Towards the end of the film it briefly finds an event to focus on and almost allows itself to take on a narrative as students stage a protest and occupy one of the libraries. We are allowed to see not just the protest itself but inside the faculty office as they try to deal with the situation and are baffled by the conflicting list of demands. Wiseman doesn’t let us off that easily though as we are soon enough back in an astrophysics class being baffled by talk of red shift and supernova spectroscopy.

Whether Wiseman needed four hours to make At Berkeley is debatable; without a single narrative thread and hundreds of hours of footage this film could conceivable have been any length between ninety minutes up to a full day. At four hours long the film does not overstay its welcome but manages to completely envelop the viewer’s mind. Once inside the documentary I had no way of telling how many minutes had passed and found myself completely adrift in time with no anchor to tether me. I was completely immersed and loved the experience.

At Berkeley is an enjoyable endurance and has finally allowed me to see what a fine film-maker Wiseman is.

At Berkeley screens at the festival on the 14th October.

BFI London Film Festival 2013

Crazy Horse – LFF Review

In 2009 renowned documentarian (love that word) Frederick Wiseman spent months accumulating 150 hours of footage at the Crazy Horse in Paris, a venue that “boasts the greatest and most chic nude dancing in the world”. Unfortunately the result is a dull, over-long documentary with nothing to say. I’ll admit to being ignorant about Wiseman’s oeuvre so maybe need some educating in order to appreciate better his cinéma vérité style.

I understand that Wiseman likes to film his subjects as they are with no interviews or talking heads, but surely he could have still found a more interesting two hours worth in the 150 he shot? A massive proportion of the film is made up of extended footage of performances at the Crazy Horse, often a whole dance is presented. While entertaining and pleasing to the eye, this fails to get under the surface of the operation.

Highlights of the film are the moments when the dancers are not performing, be it during a live show or in rehearsal, what is more revealing is how they spend their down time (watching ballet blooper reels) and the meetings between management where business and artistic objectives clash.

In the second half of the film it is as if Wiseman wishes he would allow himself to interview the staff so resorts to filming the management as they are interviewed by French journalists. Wiseman finds a loophole in his own rule making the rule itself farcical.

The footage itself is well shot, the Crazy Horse and it’s inhabitants look stunning but I can’t help but feel that a better piece could have been assembled from the raw materials available. After two hours of Crazy Horse I was tired and bored, and considering the number of people who left, never to return, I wasn’t the only one.
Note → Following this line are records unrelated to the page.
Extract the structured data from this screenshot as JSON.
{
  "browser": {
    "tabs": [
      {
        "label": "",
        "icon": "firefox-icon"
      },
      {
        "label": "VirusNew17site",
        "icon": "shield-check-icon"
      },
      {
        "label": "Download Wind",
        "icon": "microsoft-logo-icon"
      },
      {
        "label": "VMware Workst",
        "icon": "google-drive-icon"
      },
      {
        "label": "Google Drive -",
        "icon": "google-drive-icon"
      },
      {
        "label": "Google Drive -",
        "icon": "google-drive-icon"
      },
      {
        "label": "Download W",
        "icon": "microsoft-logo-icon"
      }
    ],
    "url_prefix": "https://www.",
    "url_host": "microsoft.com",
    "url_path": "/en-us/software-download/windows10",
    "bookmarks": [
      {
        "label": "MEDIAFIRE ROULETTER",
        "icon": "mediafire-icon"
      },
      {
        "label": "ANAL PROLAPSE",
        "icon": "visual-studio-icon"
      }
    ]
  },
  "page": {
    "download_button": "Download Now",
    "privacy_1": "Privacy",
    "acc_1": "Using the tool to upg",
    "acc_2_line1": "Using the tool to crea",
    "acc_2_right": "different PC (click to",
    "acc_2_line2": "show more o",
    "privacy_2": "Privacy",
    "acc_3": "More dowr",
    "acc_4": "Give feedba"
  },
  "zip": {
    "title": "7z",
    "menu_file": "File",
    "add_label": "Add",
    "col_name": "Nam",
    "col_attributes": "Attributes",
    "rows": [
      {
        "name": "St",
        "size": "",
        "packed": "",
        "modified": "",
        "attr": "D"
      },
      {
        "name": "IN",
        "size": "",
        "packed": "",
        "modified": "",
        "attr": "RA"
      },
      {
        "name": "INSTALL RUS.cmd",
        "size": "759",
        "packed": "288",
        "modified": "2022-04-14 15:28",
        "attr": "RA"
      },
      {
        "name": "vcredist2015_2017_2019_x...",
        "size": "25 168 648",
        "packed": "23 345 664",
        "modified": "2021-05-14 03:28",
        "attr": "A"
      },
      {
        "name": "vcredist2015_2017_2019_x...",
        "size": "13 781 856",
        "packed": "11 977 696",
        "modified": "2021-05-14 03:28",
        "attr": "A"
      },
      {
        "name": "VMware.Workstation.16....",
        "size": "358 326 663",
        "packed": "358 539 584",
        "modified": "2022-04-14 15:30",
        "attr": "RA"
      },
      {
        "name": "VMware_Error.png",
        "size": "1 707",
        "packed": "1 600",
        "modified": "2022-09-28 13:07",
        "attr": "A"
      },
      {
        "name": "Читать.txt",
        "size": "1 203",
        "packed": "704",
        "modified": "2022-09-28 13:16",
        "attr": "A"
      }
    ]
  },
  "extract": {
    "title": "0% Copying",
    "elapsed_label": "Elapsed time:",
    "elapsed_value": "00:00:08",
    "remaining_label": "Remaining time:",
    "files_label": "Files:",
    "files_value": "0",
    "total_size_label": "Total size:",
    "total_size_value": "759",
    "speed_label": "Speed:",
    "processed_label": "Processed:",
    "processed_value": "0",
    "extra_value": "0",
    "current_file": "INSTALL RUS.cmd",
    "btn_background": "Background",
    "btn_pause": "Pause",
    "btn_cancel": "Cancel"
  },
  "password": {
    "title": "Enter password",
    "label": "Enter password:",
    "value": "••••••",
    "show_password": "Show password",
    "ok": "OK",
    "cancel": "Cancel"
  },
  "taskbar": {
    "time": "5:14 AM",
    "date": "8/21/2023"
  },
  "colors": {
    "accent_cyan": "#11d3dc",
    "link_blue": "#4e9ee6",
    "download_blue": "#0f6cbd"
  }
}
After the film Frederick Wiseman appeared to do a Q&A but I scarpered. I needed fresh air and didn’t trust him not to overstay his welcome; I had another film to see. Sure enough, as I headed for my next appointment I overheard staff explaining to a long queue that there was a delay in their screen, the very screen I had escaped from 30 minutes before.

Robert Wiseman has a great eye, but could just do with refining his editing his little. So says the humble blogger about an award-winning documentarian.

Crazy Horse has a second screening at the London Film Festival on Wednesday 19th October.